The defendants argued that because the guide had been developed “solely for litigation” and had not undergone peer review, it was unreliable and should therefore be excluded.
The court recognized, “[S]ome courts have concluded that methodologies developed for litigation purposes are less likely to be deemed reliable.” The court recognized, as Daubert suggests, expert testimony which is “based directly on legitimate, preexisting research unrelated to the litigation provides the most persuasive basis for concluding that the opinions were reliable.”
However, the court found that it was nonetheless reliable. Why? Because it consisted of “standard economic factors that economic experts often consider in antitrust cases” which courts have found to be reliable as indicators of cartel behavior.
The court also found the expert’s analysis extensively rooted in antitrust literature.
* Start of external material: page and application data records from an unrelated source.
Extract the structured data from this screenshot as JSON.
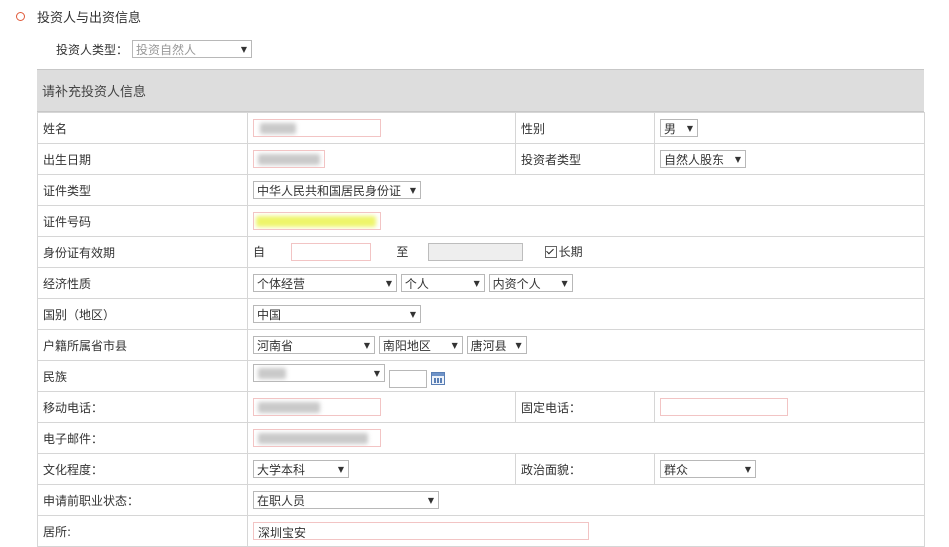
{
  "section": {
    "title": "投资人与出资信息"
  },
  "investor_type": {
    "label": "投资人类型：",
    "value": "投资自然人"
  },
  "form": {
    "header": "请补充投资人信息",
    "name": {
      "label": "姓名"
    },
    "gender": {
      "label": "性别",
      "value": "男"
    },
    "birth_date": {
      "label": "出生日期"
    },
    "investor_category": {
      "label": "投资者类型",
      "value": "自然人股东"
    },
    "id_type": {
      "label": "证件类型",
      "value": "中华人民共和国居民身份证"
    },
    "id_number": {
      "label": "证件号码"
    },
    "id_validity": {
      "label": "身份证有效期",
      "from_label": "自",
      "to_label": "至",
      "long_term_label": "长期"
    },
    "economic_nature": {
      "label": "经济性质",
      "value1": "个体经营",
      "value2": "个人",
      "value3": "内资个人"
    },
    "country": {
      "label": "国别（地区）",
      "value": "中国"
    },
    "household": {
      "label": "户籍所属省市县",
      "province": "河南省",
      "city": "南阳地区",
      "county": "唐河县"
    },
    "ethnicity": {
      "label": "民族"
    },
    "mobile": {
      "label": "移动电话："
    },
    "landline": {
      "label": "固定电话："
    },
    "email": {
      "label": "电子邮件："
    },
    "education": {
      "label": "文化程度：",
      "value": "大学本科"
    },
    "political_status": {
      "label": "政治面貌：",
      "value": "群众"
    },
    "employment_status": {
      "label": "申请前职业状态：",
      "value": "在职人员"
    },
    "residence": {
      "label": "居所:",
      "value": "深圳宝安"
    }
  }
}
These factors helped mitigate concerns that the guide was developed solely for litigation. The court stated, “[T]he contents of the guide are not fledgling theories of collusion and cartel behavior, but well-accepted, standard principles” and the court found the testimony sufficiently reliable to withstand Daubert challenge.
4. Does an expert’s failure to account for alternative explanations affect admissibility?
Defendants also challenged one of the experts on the basis that the proffered testimony “disregarded alternative explanations for the defendants’ behavior.”
However, the court was unpersuaded here as well, finding the claimed lack of alternative explanations did not mean the expert’s testimony was inadmissible under Daubert. The court stated, “In general, an expert need not account for every possible explanation before reaching an opinion on the matter. … Rather … an expert ‘need only demonstrate that he has ‘adequately accounted’ for alternative explanations.”
The court also pointed out that if defendants believed that the plaintiffs’ expert neglected a critical piece of evidence, they were free to raise the issue at trial.
One Expert Win for Defendants…
The defendants did succeed in having one of plaintiffs’ experts excluded entirely, based in part on the argument that he was not qualified and therefore unreliable as to certain economic evidence. The expert, a law professor with expertise in antitrust law, was offered by plaintiffs to rebut the testimony of defendants’ experts, who were both economists.
Finding a distinction between a law professor and an economist, the court found that the rebuttal of economists was outside the expert’s competence as a law professor – despite his recognized expertise in the area of antitrust law – and would not assist the jury. The court also concluded that, under FRE 403, the professor’s status had the potential to mislead rather than enlighten the jury when giving an economic opinion, and excluded it.
The full citation to the opinion, which is full of nuggets and in-depth court analysis regarding expert witness challenges in the context of antitrust actions, is In Re: Titanium Dioxide Antitrust Litigation, 1:10-cv-00318 (D. Md., May 1, 2013).
Do you agree with the court’s rulings?